Where have you seen the biggest improvements while working with the NHS?

Daniel Brodie: Open communication to evolving challenges has been key. As individual team members have more openly discussed the types of attacks they experience, the impact of those attacks, and how they can be avoided, individual leaders have begun to better listen. This open communication has had a cascading effect where more discussions lead to better understanding, and in many cases better funding.

Of course, there is still a long road ahead of us, but in most cases the days of ignoring cybersecurity teams appear to be behind us. Now the real work can begin.

You speak frequently about the future of Generative AI in healthcare. How do you see it impacting cyber protections going forward?

Daniel Brodie: Generative AI (GenAI) really helps target one of the biggest challenges we mentioned in healthcare – a lack of resources. As GenAI is adopted across a number of verticals, we’re quickly realising the ability it has to close the gaps seen with personnel and time. A number of routine technical tasks that were once done manually are starting to see huge benefits with the application of GenAI. From analysing risk to stopping cyber attacks, this is going to allow smaller teams with limited training and funding to do much more in healthcare environments.

Relative to other industries, we’re also seeing faster improvements with GenAI due to the similar nature of the environments it’s operating in. Where more commercial and industrial environments must account for wide ranging, unpredictable factors, the more predictable nature of healthcare environments is allowing for more focused and effective adoption of this new technology.

What’s the one piece of advice you have for NHS Trust employees searching for ways to improve protections?

Daniel Brodie: Cybersecurity projects take time. The earlier you start, the quicker you’ll begin to benefit from the efforts. Even if you don’t have the full team, budget or technologies in place, kickstarting efforts today will almost always result in improved protections tomorrow. Even better, these efforts will better inform the larger projects as the resources are made available.

When people ask how they can learn more about securing healthcare environments, what resources do you provide them?
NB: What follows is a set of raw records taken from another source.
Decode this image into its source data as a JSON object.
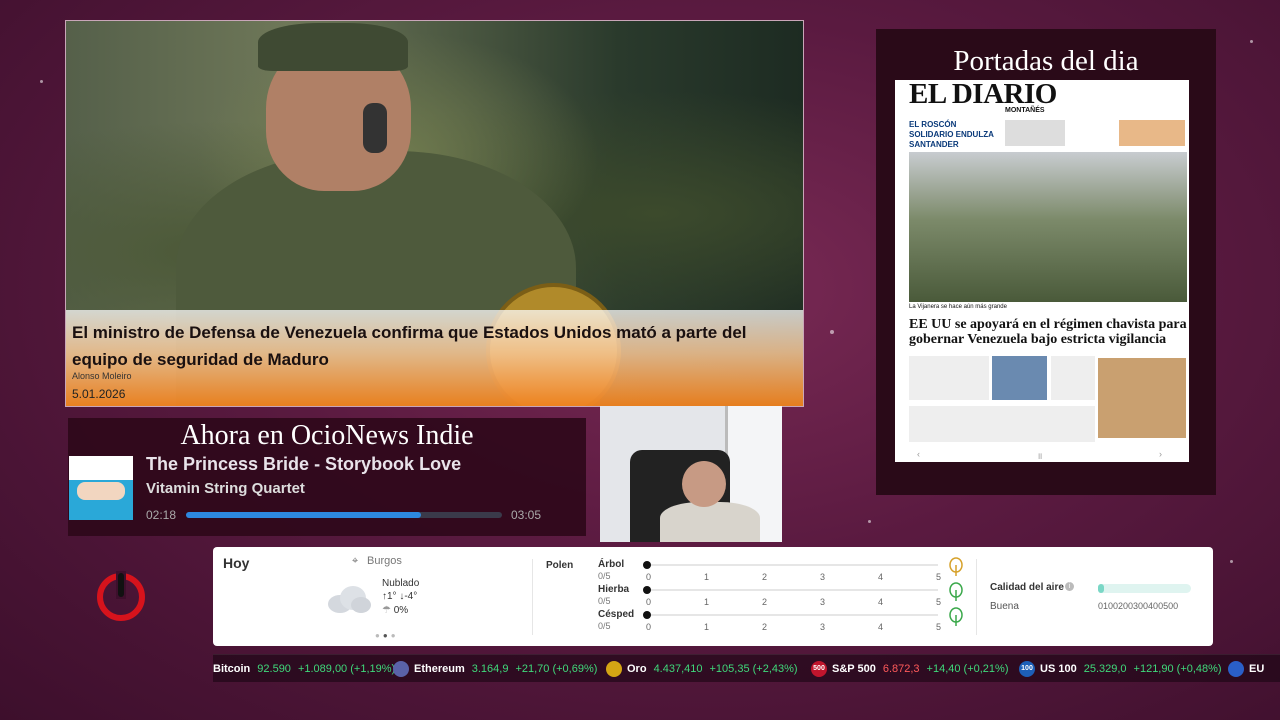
{
  "news": {
    "title": "El ministro de Defensa de Venezuela confirma que Estados Unidos mató a parte del equipo de seguridad de Maduro",
    "author": "Alonso Moleiro",
    "date": "5.01.2026"
  },
  "newspaper": {
    "heading": "Portadas del dia",
    "masthead": "EL DIARIO",
    "subtitle": "MONTAÑÉS",
    "teaser": "EL ROSCÓN SOLIDARIO ENDULZA SANTANDER",
    "photo_caption": "La Vijanera se hace aún más grande",
    "headline": "EE UU se apoyará en el régimen chavista para gobernar Venezuela bajo estricta vigilancia"
  },
  "now_playing": {
    "heading": "Ahora en OcioNews Indie",
    "title": "The Princess Bride - Storybook Love",
    "artist": "Vitamin String Quartet",
    "elapsed": "02:18",
    "total": "03:05",
    "progress": 0.745
  },
  "weather": {
    "label": "Hoy",
    "location": "Burgos",
    "condition": "Nublado",
    "temps": "↑1° ↓-4°",
    "rain": "0%",
    "polen_label": "Polen",
    "pollen": [
      {
        "name": "Árbol",
        "score": "0/5",
        "icon": "tree-icon",
        "color": "#d6a12a"
      },
      {
        "name": "Hierba",
        "score": "0/5",
        "icon": "herb-icon",
        "color": "#3aa84a"
      },
      {
        "name": "Césped",
        "score": "0/5",
        "icon": "grass-icon",
        "color": "#3aa84a"
      }
    ],
    "scale": [
      "0",
      "1",
      "2",
      "3",
      "4",
      "5"
    ],
    "air_quality_label": "Calidad del aire",
    "air_quality_status": "Buena",
    "air_quality_scale": "0100200300400500",
    "air_quality_value": 0
  },
  "ticker": [
    {
      "name": "Bitcoin",
      "price": "92.590",
      "change": "+1.089,00 (+1,19%)",
      "direction": "up",
      "icon": "bitcoin-icon",
      "icon_color": "#f7931a"
    },
    {
      "name": "Ethereum",
      "price": "3.164,9",
      "change": "+21,70 (+0,69%)",
      "direction": "up",
      "icon": "ethereum-icon",
      "icon_color": "#5a62a8"
    },
    {
      "name": "Oro",
      "price": "4.437,410",
      "change": "+105,35 (+2,43%)",
      "direction": "up",
      "icon": "gold-icon",
      "icon_color": "#d4a514"
    },
    {
      "name": "S&P 500",
      "price": "6.872,3",
      "change": "+14,40 (+0,21%)",
      "direction": "up",
      "icon_text": "500",
      "icon": "sp500-icon",
      "icon_color": "#c0152d"
    },
    {
      "name": "US 100",
      "price": "25.329,0",
      "change": "+121,90 (+0,48%)",
      "direction": "up",
      "icon_text": "100",
      "icon": "us100-icon",
      "icon_color": "#1d5fb8"
    },
    {
      "name": "EU",
      "price": "",
      "change": "",
      "direction": "neutral",
      "icon": "eu-flag-icon",
      "icon_color": "#2a5fc8"
    }
  ],
  "colors": {
    "accent_orange": "#f08a22",
    "progress_blue": "#2d88e0",
    "power_red": "#d6131c",
    "up": "#3fd97a",
    "down": "#ff5a5a"
  }
}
Daniel Brodie: We’re starting to see governments provide really valuable resources to the global healthcare community. For example, in the US both CISA and the FDA have recently released valuable healthcare-specific guidance in the form of playbooks, guidance and even legislation. In the UK we’re also seeing approaches like the Data Security and Protection Toolkit (DSPT) which has proven to be a valuable first step on the evolving journey of securing patient care.

Of course, all responsibility doesn’t fall on government bodies. Improving protections will require the combined efforts of private organisations, public facilities and government bodies. In the UK our team has been particularly impressed by the communication between members of individual NHS Trusts. This cross-collaboration should be further fostered and as much knowledge as possible captured in an effort to shift from the efforts of small groups to widespread adoption of best practices.
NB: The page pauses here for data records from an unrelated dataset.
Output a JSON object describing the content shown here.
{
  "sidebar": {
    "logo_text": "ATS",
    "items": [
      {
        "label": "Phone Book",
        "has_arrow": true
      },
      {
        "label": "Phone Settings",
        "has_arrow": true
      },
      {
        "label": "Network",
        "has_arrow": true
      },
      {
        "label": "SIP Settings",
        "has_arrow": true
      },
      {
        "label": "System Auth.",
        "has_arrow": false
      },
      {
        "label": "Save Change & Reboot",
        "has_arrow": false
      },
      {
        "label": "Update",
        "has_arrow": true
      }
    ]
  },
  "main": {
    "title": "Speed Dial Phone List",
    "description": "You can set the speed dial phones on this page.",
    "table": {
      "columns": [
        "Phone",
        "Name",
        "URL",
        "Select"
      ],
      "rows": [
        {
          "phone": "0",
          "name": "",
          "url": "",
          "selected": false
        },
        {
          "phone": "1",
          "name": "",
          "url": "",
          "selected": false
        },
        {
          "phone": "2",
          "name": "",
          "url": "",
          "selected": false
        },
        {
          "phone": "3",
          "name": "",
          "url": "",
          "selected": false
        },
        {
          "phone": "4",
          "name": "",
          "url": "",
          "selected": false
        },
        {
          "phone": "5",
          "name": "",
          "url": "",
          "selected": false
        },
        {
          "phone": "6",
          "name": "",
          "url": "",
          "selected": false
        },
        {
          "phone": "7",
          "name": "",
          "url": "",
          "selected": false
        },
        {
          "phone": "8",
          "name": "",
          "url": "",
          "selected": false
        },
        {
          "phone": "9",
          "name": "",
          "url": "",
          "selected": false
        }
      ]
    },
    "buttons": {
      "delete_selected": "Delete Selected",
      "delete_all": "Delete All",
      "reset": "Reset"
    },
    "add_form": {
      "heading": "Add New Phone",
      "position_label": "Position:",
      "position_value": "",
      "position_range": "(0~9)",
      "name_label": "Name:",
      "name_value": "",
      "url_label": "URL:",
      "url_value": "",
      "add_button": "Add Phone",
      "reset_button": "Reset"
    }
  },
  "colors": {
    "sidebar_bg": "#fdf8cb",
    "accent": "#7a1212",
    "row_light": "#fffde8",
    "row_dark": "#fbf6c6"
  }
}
About Cynerio

Cynerio has one simple goal – to secure every IoT, IoMT, OT and IT device in healthcare environments. With capabilities ranging from microsegmentation and improved device insight to identifying exposed ePHI and stopping ransomware, Cynerio provides the technology and expertise needed to protect hospitals from a variety of cyberattacks. Learn more about Cynerio at cynerio.com or follow us on Twitter @cynerio and LinkedIn.

Learn more about Cynerio’s efforts in the United Kingdom by scheduling a call with our team.